- [PROBLEM DESCRIPTION]: The word "background" marks the lines to keep; find each one in the data and copy it.
++++ SOURCE MATERIAL
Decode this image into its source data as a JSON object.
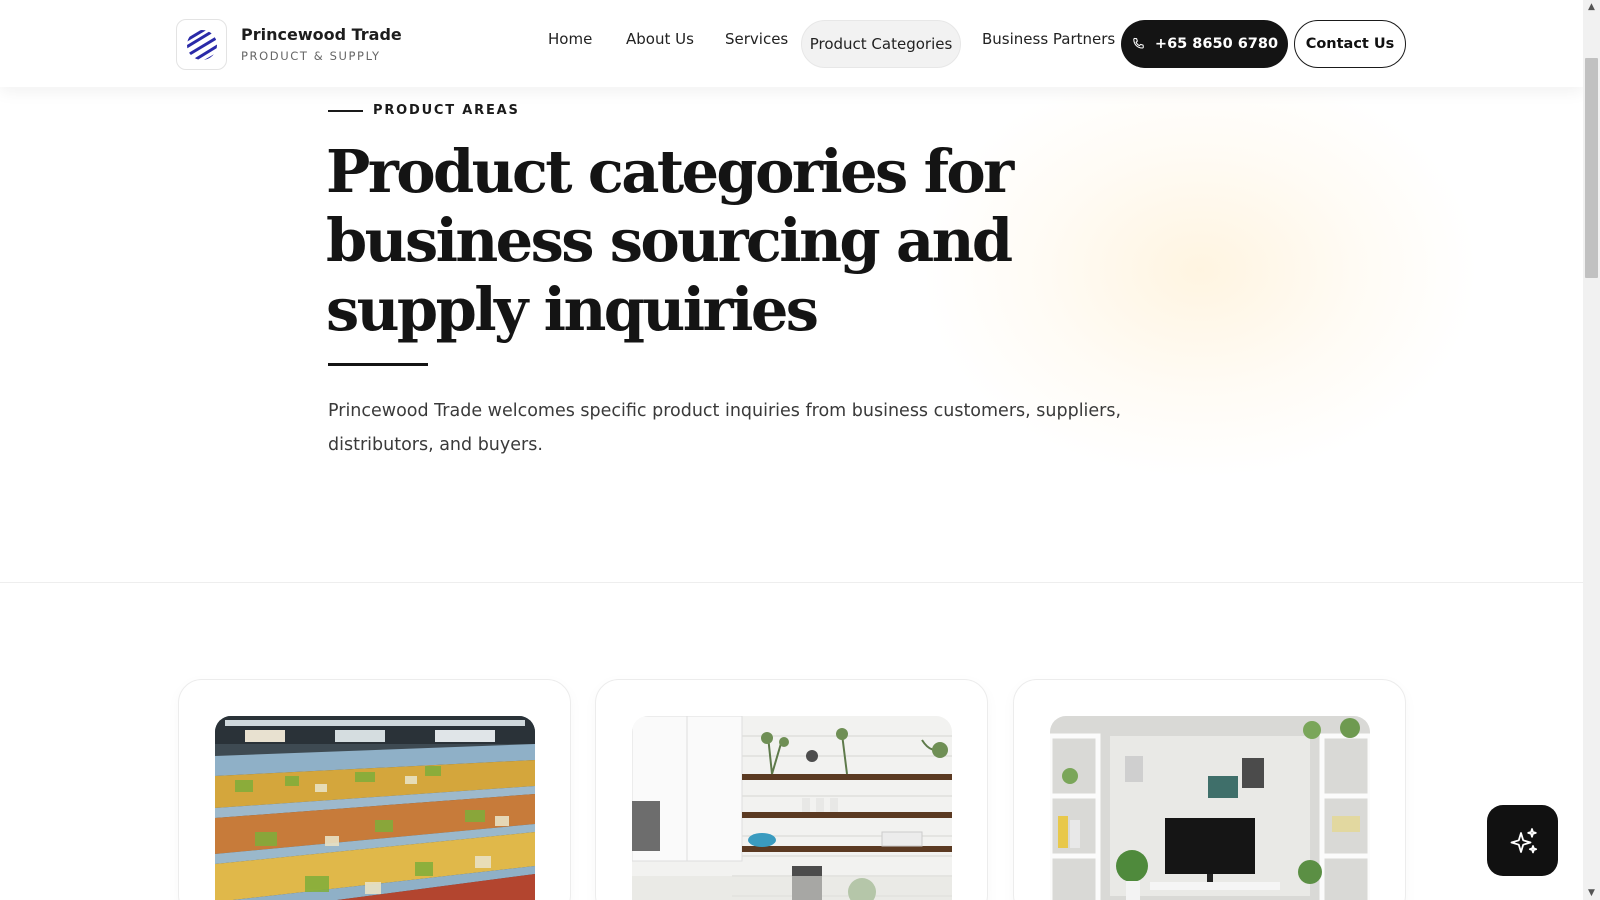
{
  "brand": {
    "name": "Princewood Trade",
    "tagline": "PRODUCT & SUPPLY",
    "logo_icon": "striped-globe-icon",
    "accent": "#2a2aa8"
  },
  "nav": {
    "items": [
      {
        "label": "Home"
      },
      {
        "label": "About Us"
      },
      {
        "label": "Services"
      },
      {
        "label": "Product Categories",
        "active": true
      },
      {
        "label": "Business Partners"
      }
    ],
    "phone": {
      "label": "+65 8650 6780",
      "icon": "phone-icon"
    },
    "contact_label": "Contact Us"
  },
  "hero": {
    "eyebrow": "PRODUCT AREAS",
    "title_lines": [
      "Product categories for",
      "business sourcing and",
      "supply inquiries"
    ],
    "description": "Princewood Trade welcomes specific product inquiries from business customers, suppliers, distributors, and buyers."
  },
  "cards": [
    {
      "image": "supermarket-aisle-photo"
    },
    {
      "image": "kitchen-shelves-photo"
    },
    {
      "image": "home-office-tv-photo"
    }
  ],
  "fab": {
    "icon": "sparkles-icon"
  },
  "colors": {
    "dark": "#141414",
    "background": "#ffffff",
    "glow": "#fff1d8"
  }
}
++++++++
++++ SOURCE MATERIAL
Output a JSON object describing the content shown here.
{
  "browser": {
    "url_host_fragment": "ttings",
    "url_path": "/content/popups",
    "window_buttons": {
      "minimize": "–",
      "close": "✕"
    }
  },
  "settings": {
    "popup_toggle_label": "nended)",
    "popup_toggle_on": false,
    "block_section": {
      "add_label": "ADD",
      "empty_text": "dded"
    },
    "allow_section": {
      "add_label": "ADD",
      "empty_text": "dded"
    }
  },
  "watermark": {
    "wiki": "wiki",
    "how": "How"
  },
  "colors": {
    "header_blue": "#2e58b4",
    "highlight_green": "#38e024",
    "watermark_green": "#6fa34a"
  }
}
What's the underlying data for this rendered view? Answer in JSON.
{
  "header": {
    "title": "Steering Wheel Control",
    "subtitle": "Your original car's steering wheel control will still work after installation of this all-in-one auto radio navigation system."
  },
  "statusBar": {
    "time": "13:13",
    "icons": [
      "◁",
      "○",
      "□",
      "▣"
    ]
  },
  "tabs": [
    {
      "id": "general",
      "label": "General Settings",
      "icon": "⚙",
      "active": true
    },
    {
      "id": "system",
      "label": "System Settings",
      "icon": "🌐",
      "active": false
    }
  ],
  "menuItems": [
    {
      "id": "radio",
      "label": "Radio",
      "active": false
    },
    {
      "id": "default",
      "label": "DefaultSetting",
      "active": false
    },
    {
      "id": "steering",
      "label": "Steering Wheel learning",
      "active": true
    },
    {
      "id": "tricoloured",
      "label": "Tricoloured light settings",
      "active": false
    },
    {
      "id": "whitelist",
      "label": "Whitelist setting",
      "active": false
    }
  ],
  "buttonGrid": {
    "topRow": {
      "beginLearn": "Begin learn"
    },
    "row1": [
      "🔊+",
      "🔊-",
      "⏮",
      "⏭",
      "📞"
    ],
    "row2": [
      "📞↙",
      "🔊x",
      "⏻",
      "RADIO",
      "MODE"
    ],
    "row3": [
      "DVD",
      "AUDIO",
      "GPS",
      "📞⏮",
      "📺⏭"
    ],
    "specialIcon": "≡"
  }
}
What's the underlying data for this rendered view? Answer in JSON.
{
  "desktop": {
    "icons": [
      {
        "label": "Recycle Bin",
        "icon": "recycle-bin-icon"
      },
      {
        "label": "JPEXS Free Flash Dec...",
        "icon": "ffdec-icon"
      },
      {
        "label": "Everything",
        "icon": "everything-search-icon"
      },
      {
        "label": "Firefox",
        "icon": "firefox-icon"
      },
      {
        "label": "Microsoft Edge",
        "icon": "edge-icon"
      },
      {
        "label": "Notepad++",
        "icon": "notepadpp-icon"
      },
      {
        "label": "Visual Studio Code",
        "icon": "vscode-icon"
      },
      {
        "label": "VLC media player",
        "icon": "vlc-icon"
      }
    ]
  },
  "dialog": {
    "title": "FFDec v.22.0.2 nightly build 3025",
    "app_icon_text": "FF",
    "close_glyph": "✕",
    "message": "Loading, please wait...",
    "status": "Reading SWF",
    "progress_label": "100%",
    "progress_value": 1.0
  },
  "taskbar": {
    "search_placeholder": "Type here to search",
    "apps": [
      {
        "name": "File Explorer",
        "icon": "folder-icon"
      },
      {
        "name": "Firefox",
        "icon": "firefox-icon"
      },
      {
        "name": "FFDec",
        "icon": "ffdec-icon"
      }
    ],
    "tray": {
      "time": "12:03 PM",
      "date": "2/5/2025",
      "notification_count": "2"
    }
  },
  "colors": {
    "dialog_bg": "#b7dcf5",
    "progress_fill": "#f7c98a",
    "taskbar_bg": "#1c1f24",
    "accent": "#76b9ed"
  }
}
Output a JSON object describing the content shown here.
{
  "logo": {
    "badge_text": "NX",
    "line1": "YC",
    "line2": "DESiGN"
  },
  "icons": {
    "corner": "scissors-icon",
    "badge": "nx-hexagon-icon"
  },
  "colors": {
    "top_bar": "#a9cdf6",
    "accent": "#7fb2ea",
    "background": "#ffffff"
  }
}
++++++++
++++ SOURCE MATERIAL
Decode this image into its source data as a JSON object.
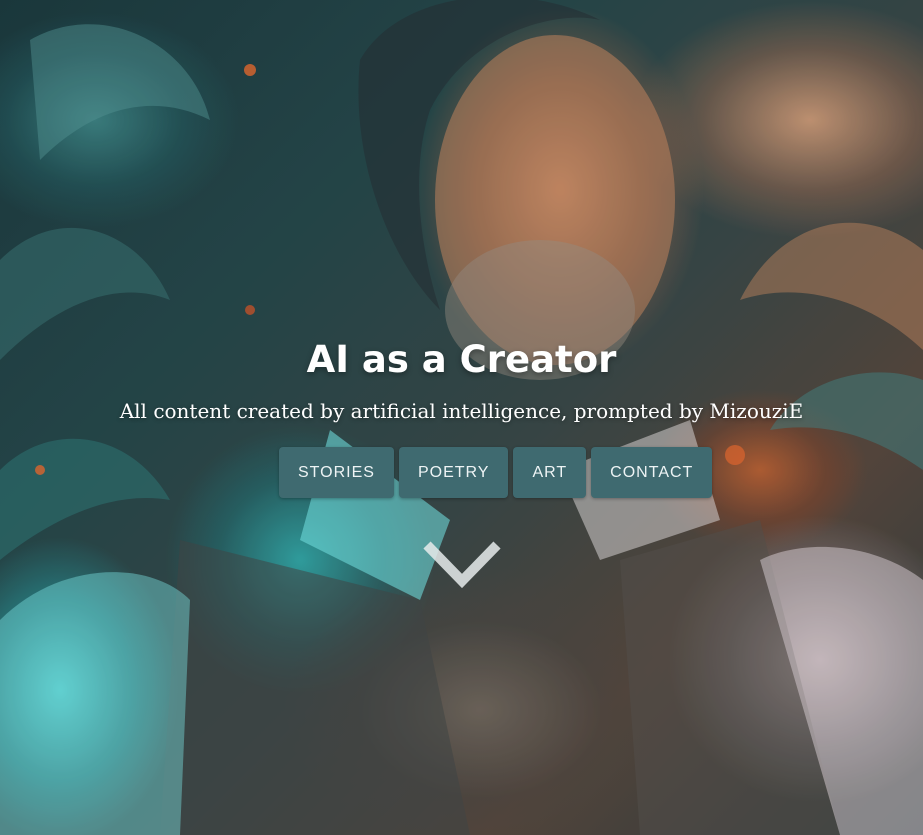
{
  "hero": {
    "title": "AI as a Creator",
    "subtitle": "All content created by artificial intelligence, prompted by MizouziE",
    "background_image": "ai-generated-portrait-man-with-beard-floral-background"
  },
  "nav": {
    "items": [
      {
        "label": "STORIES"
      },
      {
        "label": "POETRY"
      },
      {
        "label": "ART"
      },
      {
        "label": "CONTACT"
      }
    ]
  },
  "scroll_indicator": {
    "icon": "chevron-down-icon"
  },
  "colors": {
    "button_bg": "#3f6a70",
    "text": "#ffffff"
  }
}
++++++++
- [OUTPUT BELOW]:
    "background": "#ffffff",
    "background": "#ffffff"
    "background_image": "ai-generated-portrait-man-with-beard-floral-background"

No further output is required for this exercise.